» **Problem to work on**:
Reproduce the whole listing exactly and let no picture into the copy.
+ + + + +
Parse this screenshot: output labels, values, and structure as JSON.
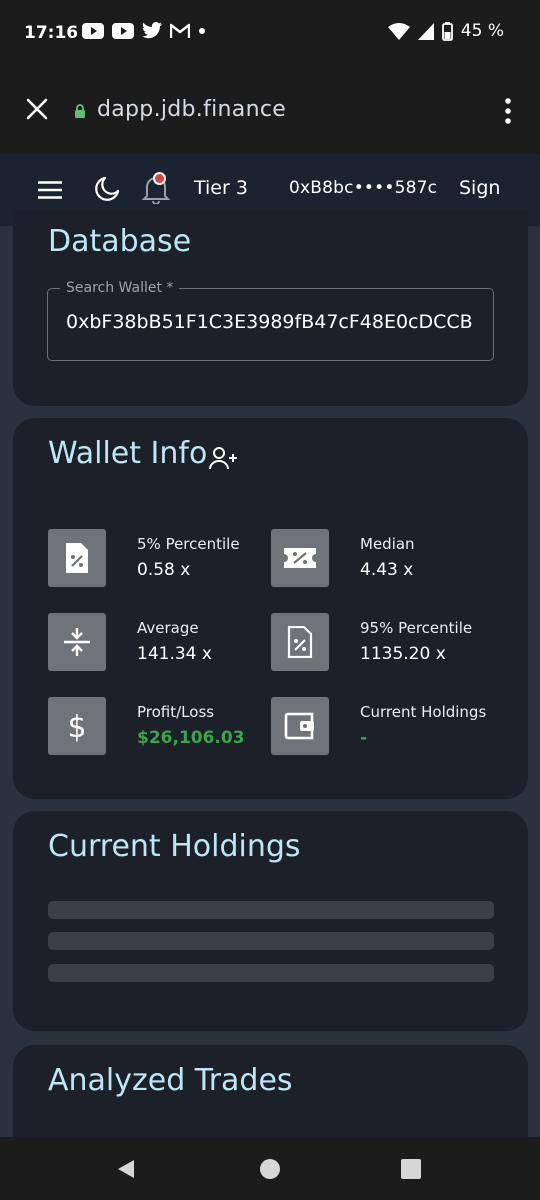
{
  "status_bar": {
    "time": "17:16",
    "notifications": [
      "youtube-icon",
      "youtube-icon",
      "twitter-icon",
      "gmail-icon",
      "dot-icon"
    ],
    "battery": "45 %"
  },
  "browser": {
    "url": "dapp.jdb.finance"
  },
  "header": {
    "tier": "Tier 3",
    "wallet_address": "0xB8bc••••587c",
    "sign_label": "Sign"
  },
  "database": {
    "title": "Database",
    "search_label": "Search Wallet *",
    "search_value": "0xbF38bB51F1C3E3989fB47cF48E0cDCCB"
  },
  "wallet_info": {
    "title": "Wallet Info",
    "stats": [
      {
        "label": "5% Percentile",
        "value": "0.58 x",
        "icon": "percent-file-icon"
      },
      {
        "label": "Median",
        "value": "4.43 x",
        "icon": "percent-ticket-icon"
      },
      {
        "label": "Average",
        "value": "141.34 x",
        "icon": "compress-arrows-icon"
      },
      {
        "label": "95% Percentile",
        "value": "1135.20 x",
        "icon": "percent-file-icon"
      },
      {
        "label": "Profit/Loss",
        "value": "$26,106.03",
        "icon": "dollar-icon",
        "color": "#3aa54a"
      },
      {
        "label": "Current Holdings",
        "value": "-",
        "icon": "wallet-icon",
        "color": "#3aa54a"
      }
    ]
  },
  "current_holdings": {
    "title": "Current Holdings"
  },
  "analyzed_trades": {
    "title": "Analyzed Trades"
  }
}
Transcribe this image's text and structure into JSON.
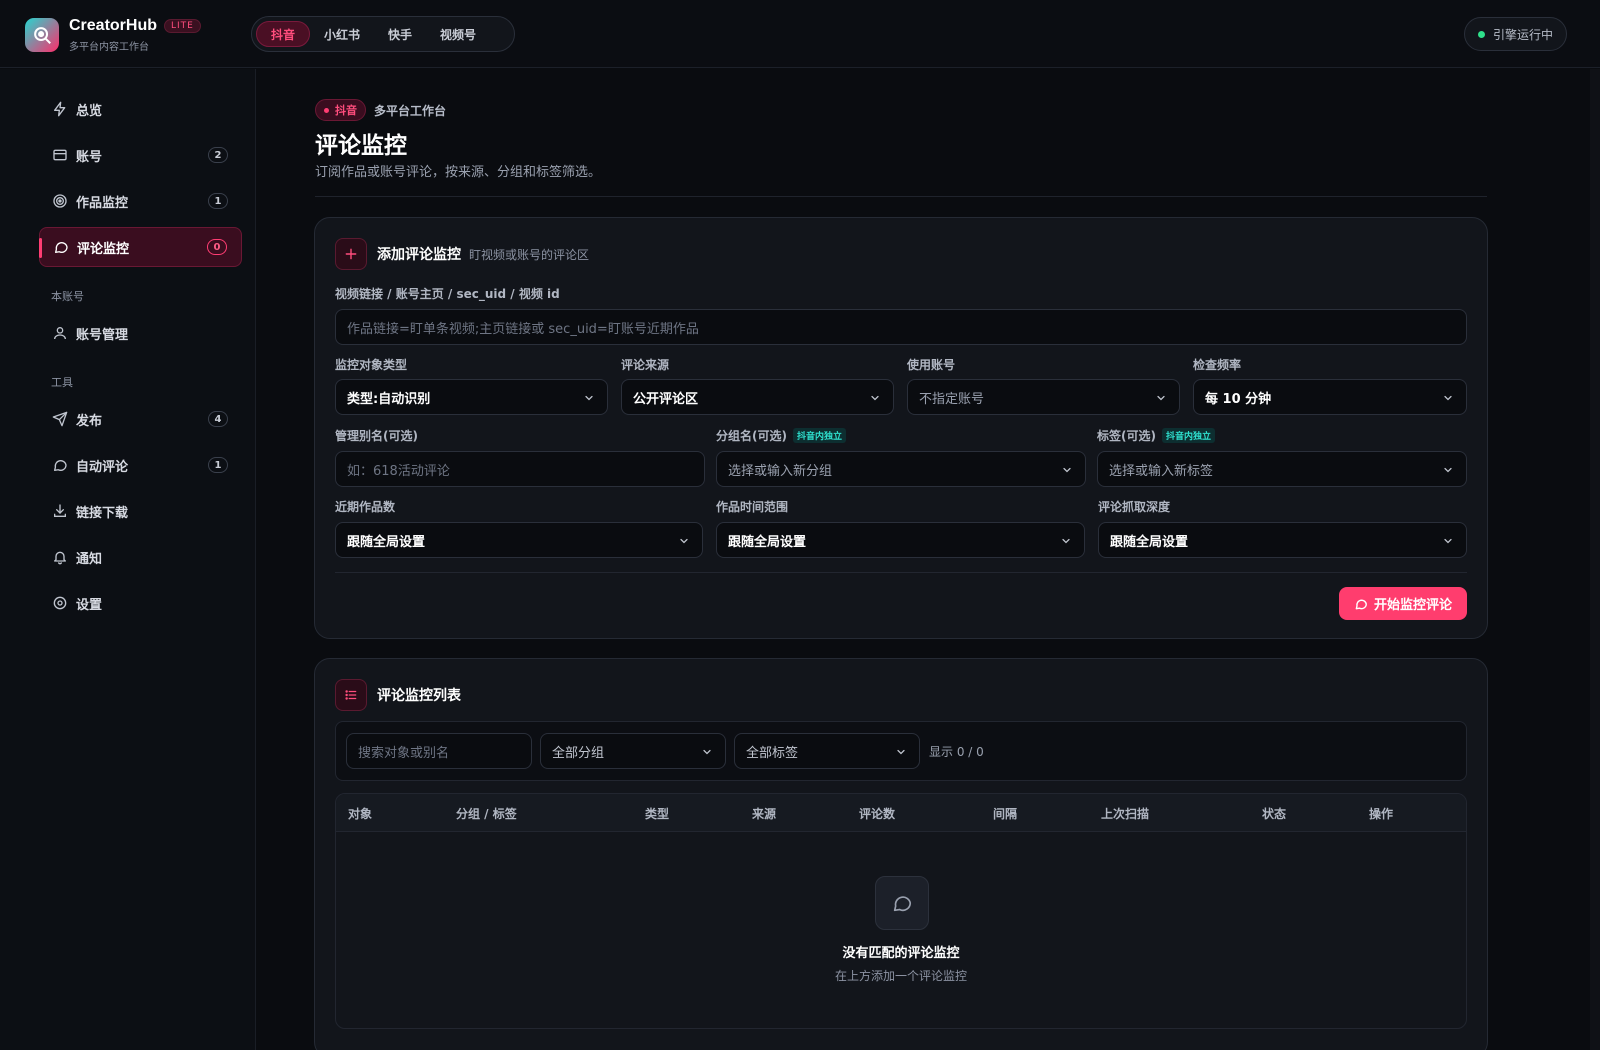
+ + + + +
» **Exercise output**:
Parse this screenshot: output labels, values, and structure as JSON.
{
  "status_bar": {
    "time": "17:16",
    "notifications": [
      "youtube-icon",
      "youtube-icon",
      "twitter-icon",
      "gmail-icon",
      "dot-icon"
    ],
    "battery": "45 %"
  },
  "browser": {
    "url": "dapp.jdb.finance"
  },
  "header": {
    "tier": "Tier 3",
    "wallet_address": "0xB8bc••••587c",
    "sign_label": "Sign"
  },
  "database": {
    "title": "Database",
    "search_label": "Search Wallet *",
    "search_value": "0xbF38bB51F1C3E3989fB47cF48E0cDCCB"
  },
  "wallet_info": {
    "title": "Wallet Info",
    "stats": [
      {
        "label": "5% Percentile",
        "value": "0.58 x",
        "icon": "percent-file-icon"
      },
      {
        "label": "Median",
        "value": "4.43 x",
        "icon": "percent-ticket-icon"
      },
      {
        "label": "Average",
        "value": "141.34 x",
        "icon": "compress-arrows-icon"
      },
      {
        "label": "95% Percentile",
        "value": "1135.20 x",
        "icon": "percent-file-icon"
      },
      {
        "label": "Profit/Loss",
        "value": "$26,106.03",
        "icon": "dollar-icon",
        "color": "#3aa54a"
      },
      {
        "label": "Current Holdings",
        "value": "-",
        "icon": "wallet-icon",
        "color": "#3aa54a"
      }
    ]
  },
  "current_holdings": {
    "title": "Current Holdings"
  },
  "analyzed_trades": {
    "title": "Analyzed Trades"
  }
}
Transcribe this image's text and structure into JSON.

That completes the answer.